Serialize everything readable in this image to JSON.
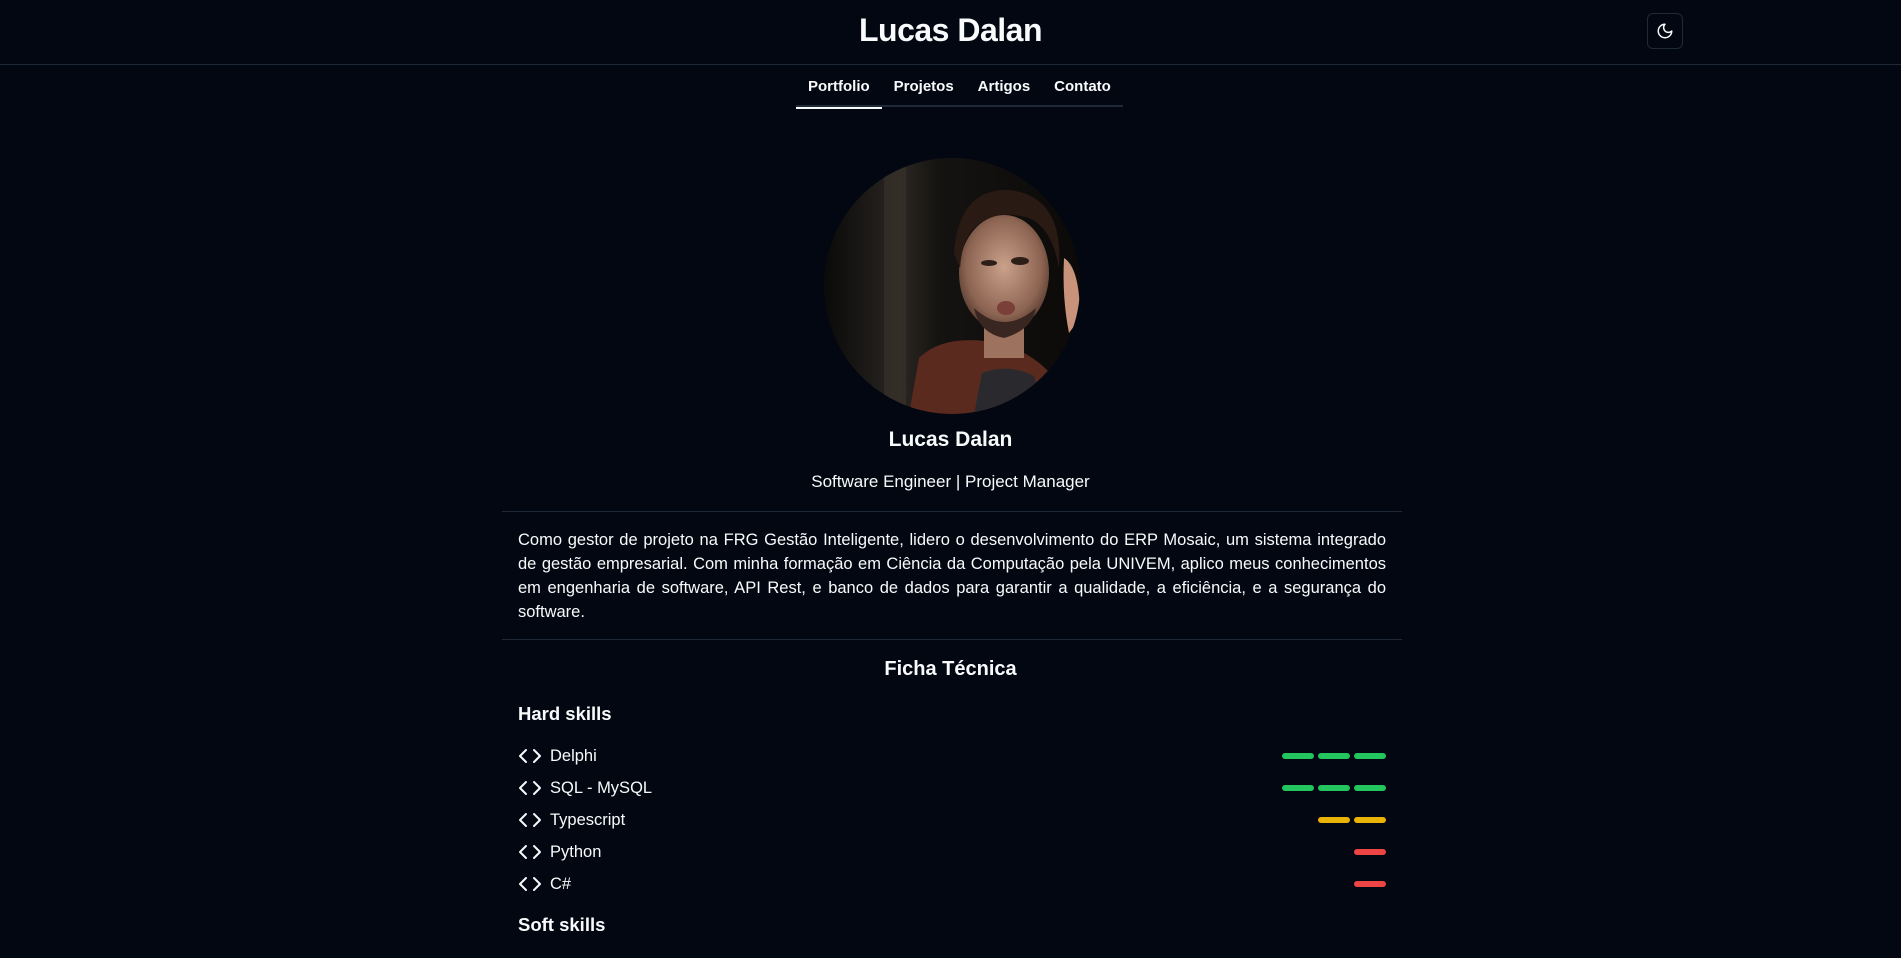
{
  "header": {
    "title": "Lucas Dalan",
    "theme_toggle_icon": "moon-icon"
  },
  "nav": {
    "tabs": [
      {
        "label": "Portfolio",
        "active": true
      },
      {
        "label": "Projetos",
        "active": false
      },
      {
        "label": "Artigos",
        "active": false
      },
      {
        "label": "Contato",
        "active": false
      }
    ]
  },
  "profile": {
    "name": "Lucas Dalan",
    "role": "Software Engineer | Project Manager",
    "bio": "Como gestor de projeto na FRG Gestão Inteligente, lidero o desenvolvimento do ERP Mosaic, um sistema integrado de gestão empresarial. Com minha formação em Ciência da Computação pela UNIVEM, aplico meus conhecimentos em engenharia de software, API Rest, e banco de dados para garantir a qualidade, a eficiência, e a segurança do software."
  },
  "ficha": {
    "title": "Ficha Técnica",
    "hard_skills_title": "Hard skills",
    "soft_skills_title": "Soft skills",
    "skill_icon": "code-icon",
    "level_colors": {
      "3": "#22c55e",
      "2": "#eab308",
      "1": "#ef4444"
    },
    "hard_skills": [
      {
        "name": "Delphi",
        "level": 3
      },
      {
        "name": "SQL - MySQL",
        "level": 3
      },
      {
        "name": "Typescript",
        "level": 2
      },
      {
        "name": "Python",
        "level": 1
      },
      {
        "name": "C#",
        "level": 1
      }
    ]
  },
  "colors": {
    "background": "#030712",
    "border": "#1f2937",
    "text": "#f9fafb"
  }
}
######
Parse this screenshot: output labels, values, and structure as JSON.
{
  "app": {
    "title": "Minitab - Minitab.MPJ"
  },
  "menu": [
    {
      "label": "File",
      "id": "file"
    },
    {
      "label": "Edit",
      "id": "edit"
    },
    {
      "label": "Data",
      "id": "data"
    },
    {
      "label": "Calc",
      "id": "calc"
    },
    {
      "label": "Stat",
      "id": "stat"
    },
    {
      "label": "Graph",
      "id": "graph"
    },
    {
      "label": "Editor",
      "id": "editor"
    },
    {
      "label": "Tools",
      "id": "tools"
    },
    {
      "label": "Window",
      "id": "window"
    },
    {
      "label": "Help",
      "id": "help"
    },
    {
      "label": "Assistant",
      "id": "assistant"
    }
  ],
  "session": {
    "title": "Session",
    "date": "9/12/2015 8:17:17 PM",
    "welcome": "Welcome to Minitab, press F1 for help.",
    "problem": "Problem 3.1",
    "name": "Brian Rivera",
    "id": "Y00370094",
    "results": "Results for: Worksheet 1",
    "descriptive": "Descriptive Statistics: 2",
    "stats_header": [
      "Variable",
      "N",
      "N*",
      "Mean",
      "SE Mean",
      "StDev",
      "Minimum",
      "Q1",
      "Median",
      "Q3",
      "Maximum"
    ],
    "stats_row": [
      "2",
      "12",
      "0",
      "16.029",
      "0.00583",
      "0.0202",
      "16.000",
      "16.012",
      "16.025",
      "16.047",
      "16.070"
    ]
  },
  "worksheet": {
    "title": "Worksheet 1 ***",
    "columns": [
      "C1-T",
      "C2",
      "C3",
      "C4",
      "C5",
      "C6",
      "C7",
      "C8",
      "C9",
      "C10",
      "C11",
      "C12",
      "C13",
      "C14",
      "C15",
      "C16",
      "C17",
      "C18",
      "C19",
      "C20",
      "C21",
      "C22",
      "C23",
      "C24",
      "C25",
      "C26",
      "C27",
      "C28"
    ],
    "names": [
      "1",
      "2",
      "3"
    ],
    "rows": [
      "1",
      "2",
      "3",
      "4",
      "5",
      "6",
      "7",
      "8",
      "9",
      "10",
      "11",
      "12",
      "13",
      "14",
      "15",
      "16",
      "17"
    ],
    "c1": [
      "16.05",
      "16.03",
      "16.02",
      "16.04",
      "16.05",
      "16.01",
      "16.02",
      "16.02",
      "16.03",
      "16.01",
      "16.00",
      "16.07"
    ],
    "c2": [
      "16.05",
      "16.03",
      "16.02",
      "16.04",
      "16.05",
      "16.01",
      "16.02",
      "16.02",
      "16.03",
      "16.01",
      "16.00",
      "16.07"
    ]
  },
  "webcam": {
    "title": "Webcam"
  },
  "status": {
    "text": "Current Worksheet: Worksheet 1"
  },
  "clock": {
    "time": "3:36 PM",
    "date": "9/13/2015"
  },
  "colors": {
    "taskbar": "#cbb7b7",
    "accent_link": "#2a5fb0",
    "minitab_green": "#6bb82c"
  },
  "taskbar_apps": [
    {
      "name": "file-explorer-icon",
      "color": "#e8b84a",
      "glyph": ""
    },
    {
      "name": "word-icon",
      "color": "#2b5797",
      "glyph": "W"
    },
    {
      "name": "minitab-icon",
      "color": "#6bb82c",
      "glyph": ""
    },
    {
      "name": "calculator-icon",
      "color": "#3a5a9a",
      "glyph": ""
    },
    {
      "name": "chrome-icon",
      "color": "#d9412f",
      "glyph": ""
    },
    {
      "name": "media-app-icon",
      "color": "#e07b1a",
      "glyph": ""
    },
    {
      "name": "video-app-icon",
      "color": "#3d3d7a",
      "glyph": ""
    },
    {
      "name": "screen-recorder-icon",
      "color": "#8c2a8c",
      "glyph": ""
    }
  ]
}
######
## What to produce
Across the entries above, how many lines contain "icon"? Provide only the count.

## Answer section
10